News & Views

Fourth Graders Highlight Social Activists in Multi-genre Research Project

Fourth graders prepared and shared multi-genre research projects on people who have made an impact on the world.

“Jackie Robinson was an amazing baseball player and became the first African American to play in the Major League,” explained fourth grade student Topher Kern of New Canaan, at a publishing party for the grade’s multi-genre research projects held in the Lower School, March 30.
The projects are the culmination of the fourth grade’s yearlong emphasis on the theme “Justice for All,” which focuses on those who fight for social justice and make a significant impact on the world while enduring significant personal sacrifices of their own. 

The curriculum also focuses on the acquisition of close reading and critical thinking skills, annotation of text, the creation of theory statements, essay and poetry writing, and art. 

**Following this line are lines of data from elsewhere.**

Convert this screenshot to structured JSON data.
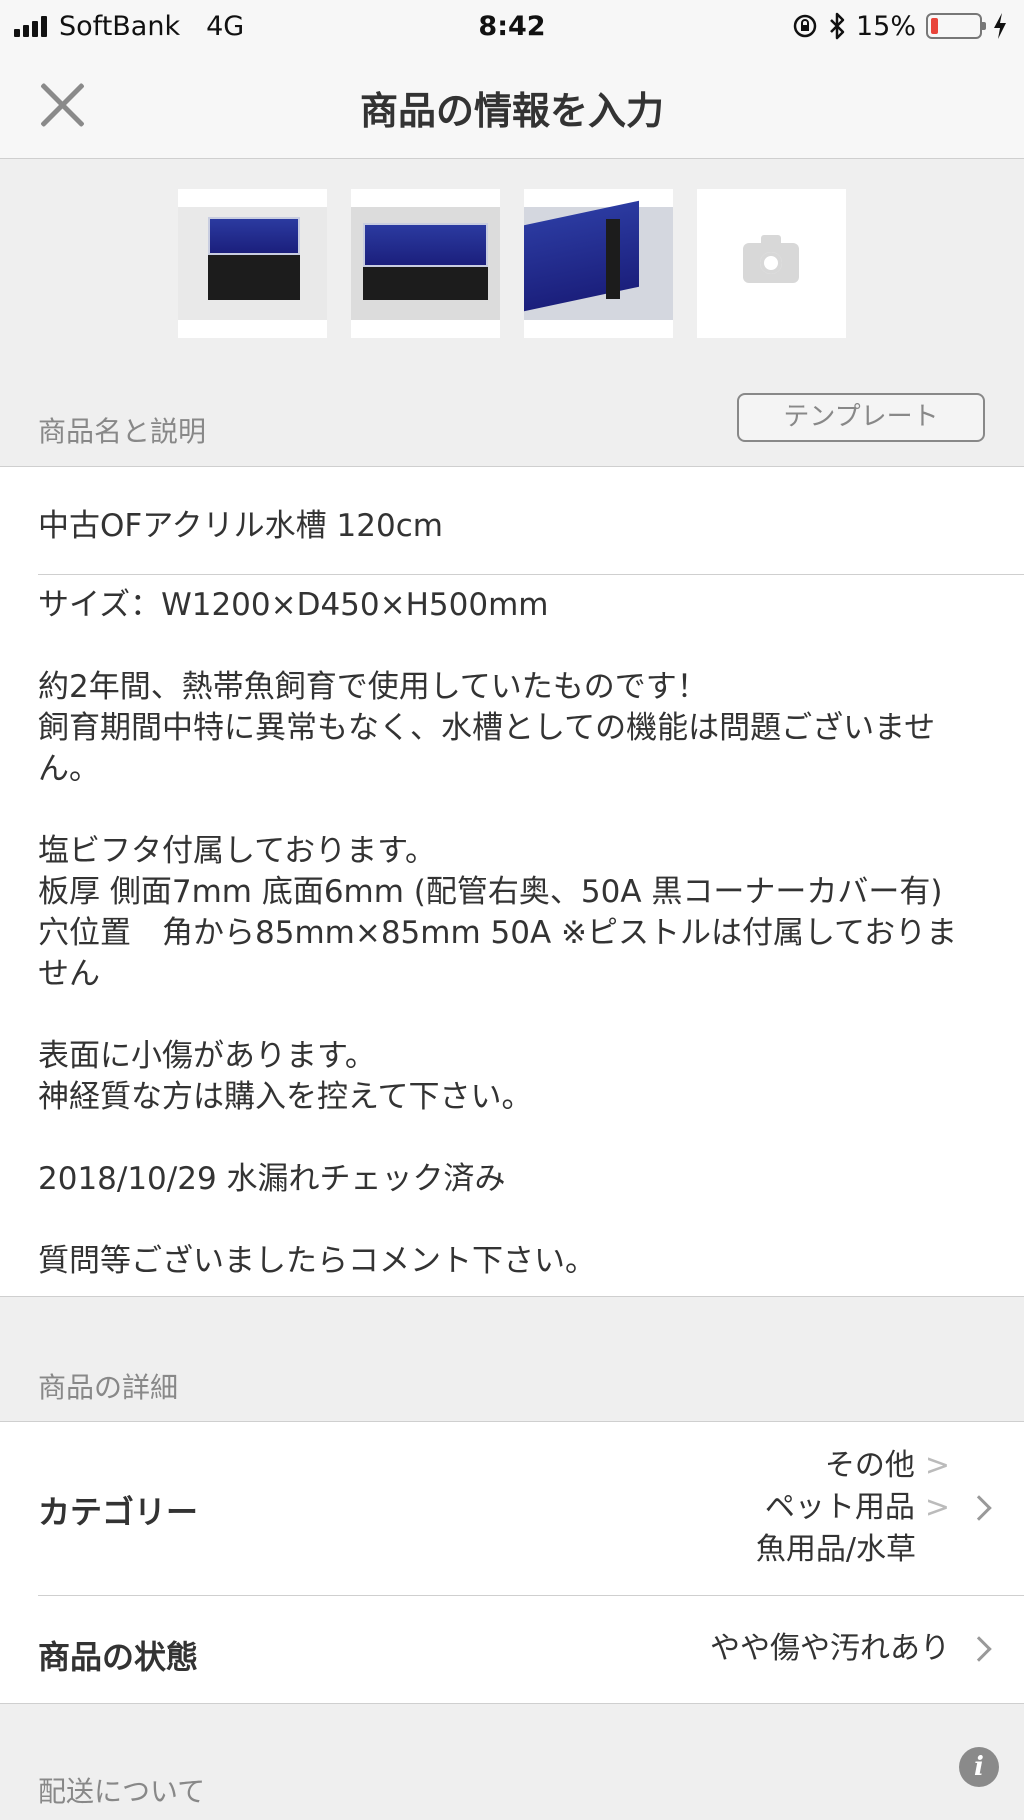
{
  "status_bar": {
    "carrier": "SoftBank",
    "network": "4G",
    "time": "8:42",
    "battery_percent": "15%",
    "battery_level": 0.15
  },
  "header": {
    "title": "商品の情報を入力"
  },
  "photos": {
    "thumbnails": [
      "aquarium-photo-1",
      "aquarium-photo-2",
      "aquarium-photo-3"
    ],
    "add_icon": "camera-icon"
  },
  "description_section": {
    "label": "商品名と説明",
    "template_button": "テンプレート",
    "item_name": "中古OFアクリル水槽 120cm",
    "description_lines": [
      "サイズ：W1200×D450×H500mm",
      "",
      "約2年間、熱帯魚飼育で使用していたものです！",
      "飼育期間中特に異常もなく、水槽としての機能は問題ございませ",
      "ん。",
      "",
      "塩ビフタ付属しております。",
      "板厚 側面7mm 底面6mm (配管右奥、50A 黒コーナーカバー有)",
      "穴位置　角から85mm×85mm 50A ※ピストルは付属しておりま",
      "せん",
      "",
      "表面に小傷があります。",
      "神経質な方は購入を控えて下さい。",
      "",
      "2018/10/29 水漏れチェック済み",
      "",
      "質問等ございましたらコメント下さい。"
    ]
  },
  "details_section": {
    "label": "商品の詳細",
    "category": {
      "label": "カテゴリー",
      "path": [
        "その他",
        "ペット用品",
        "魚用品/水草"
      ],
      "separator": ">"
    },
    "condition": {
      "label": "商品の状態",
      "value": "やや傷や汚れあり"
    }
  },
  "shipping_section": {
    "label": "配送について",
    "info_icon": "i"
  },
  "colors": {
    "background": "#efefef",
    "text": "#333333",
    "muted": "#888888",
    "battery_low": "#e8443a"
  }
}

Juan-Carlos Bowman, also of New Canaan, illustrated his theory statement: “To believe in something can mean sacrificing everything.” His work focused on the Tuskegee Airmen, a group of primarily African-American military pilots who fought in World War II and American rights activist and former football player, Colin Kaepernick. 

Annie Mallozzi, of Norwalk, highlighted the fact that the Tuskegee Airmen were actively fighting Nazi oppression while teenage diarist, Anne Frank, became a voice against genocide for generations to come. In her storyboard, Annie depicts an imaginary conversation between the two in which they discuss what makes a hero: fighting or writing? Both, she concludes. Social activism can take many forms.

“There are no limits to the ten-year-old’s depth of compassion,” said Grade 4 Teacher Kristin Quisgard. 
New Canaan Country School admits students of any race, color, national and ethnic origin and are afforded all the rights, privileges, programs, and activities generally accorded or made available to students at the school and does not discriminate on the basis of race, color, age, sex, sexual orientation, national origin or ancestry, or disability in administration of its educational policies, admissions policies, financial aid policies or any other school-administered programs.